I have attempted the following:

p = 6*x^3 - x^2 + x;
Solve[p == (C3*LegendreP[3, x] + C2*LegendreP[2, x] + 
  C1*LegendreP[1, x] + C0*LegendreP[0, x]), {C3, C2, C1, C0}]

but it gives

 {{C0 -> x - C1 x - x^2 + 6 x^3 - 1/2 C2 (-1 + 3 x^2) - 
    1/2 C3 (-3 x + 5 x^3)}}

as the output when I know (for this example) the C's are real numbers.


Please see if this does what you want. If not, will delete this answer.

p      = 6*x^3 - x^2 + x;
coeff  = CoefficientList[p, x]
p0     = Expand[C3*LegendreP[3, x] + C2*LegendreP[2, x] + C1*LegendreP[1, x] + 
              C0*LegendreP[0, x]];

Mathematica graphics

coeff0 = CoefficientList[p0, x];
eqs    = Thread[coeff == coeff0];

Mathematica graphics

sol = First@Solve[eqs, {C0, C1, C2, C3}]

Mathematica graphics

To verify

 p0 /. sol

Mathematica graphics

  • 1
    $\begingroup$ @C.Fuhrman - You have four unknowns so Solve needs four equations to determine them. As shown by @Nasser, the four equations are obtained by equating the corresponding coefficients. $\endgroup$ – Bob Hanlon Sep 30 at 15:21

Here's a different method using SolveAlways:

poly = 6 x^3 - x^2 + x
SolveAlways[poly == Sum[C[i] LegendreP[i, x], {i, 0, 3}], x]

{{C[0] -> -(1/3), C[2] -> -(2/3), C[1] -> 23/5, C[3] -> 12/5}}


This is the job of PolynomialReduce; see the documentation here.

For your example,

PolynomialReduce[p, Table[LegendreP[i, x], {i, 0, 3}], {x}]

is the idiomatic way. The output is of the form {coefficientList, remainder} where in the cases where the reduction is possible, remainder is zero.

  • $\begingroup$ This won't work though, because the multipliers can be (and are, in this case) polynomials in 'x'. One can homogenize everything to degree 3 however; that seems to work. Multiplying each degree in x by a distinct new variable is another way to go about this. $\endgroup$ – Daniel Lichtblau Oct 2 at 16:47

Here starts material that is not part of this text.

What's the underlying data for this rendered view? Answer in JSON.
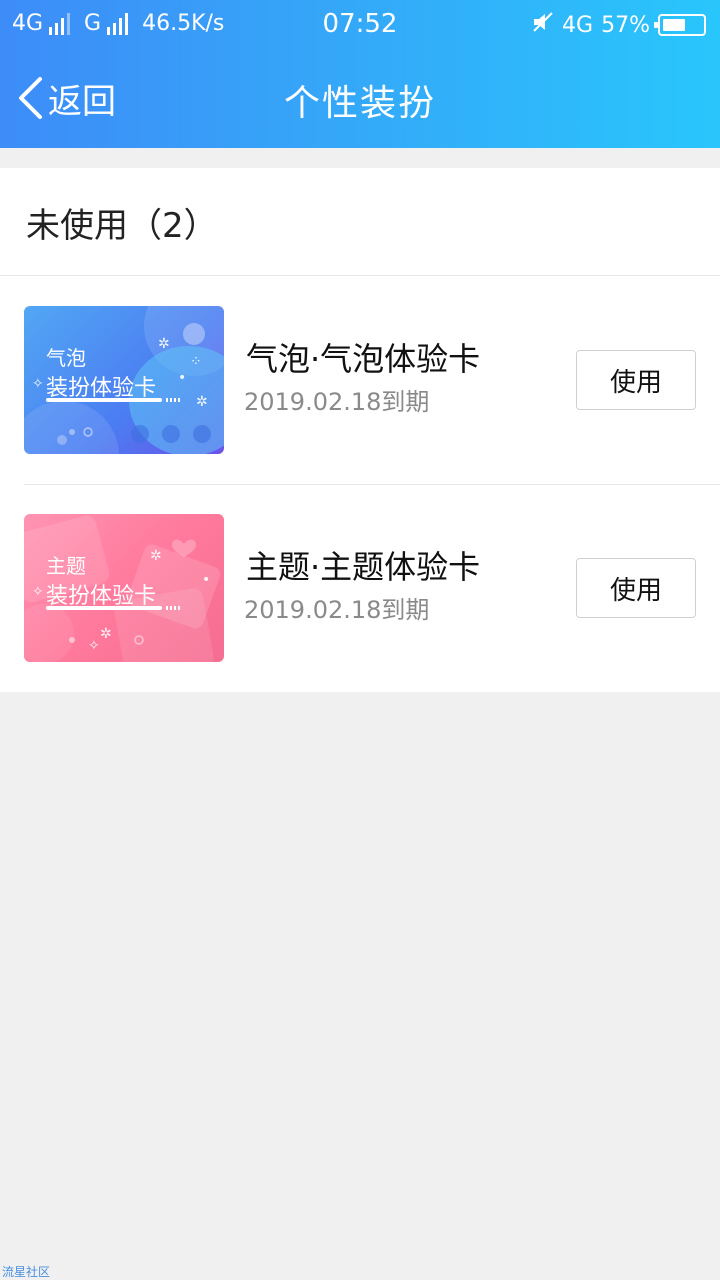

Your Answer

By clicking “Post Your Answer”, you agree to our terms of service, privacy policy and cookie policy

Not the answer you're looking for? Browse other questions tagged or ask your own question.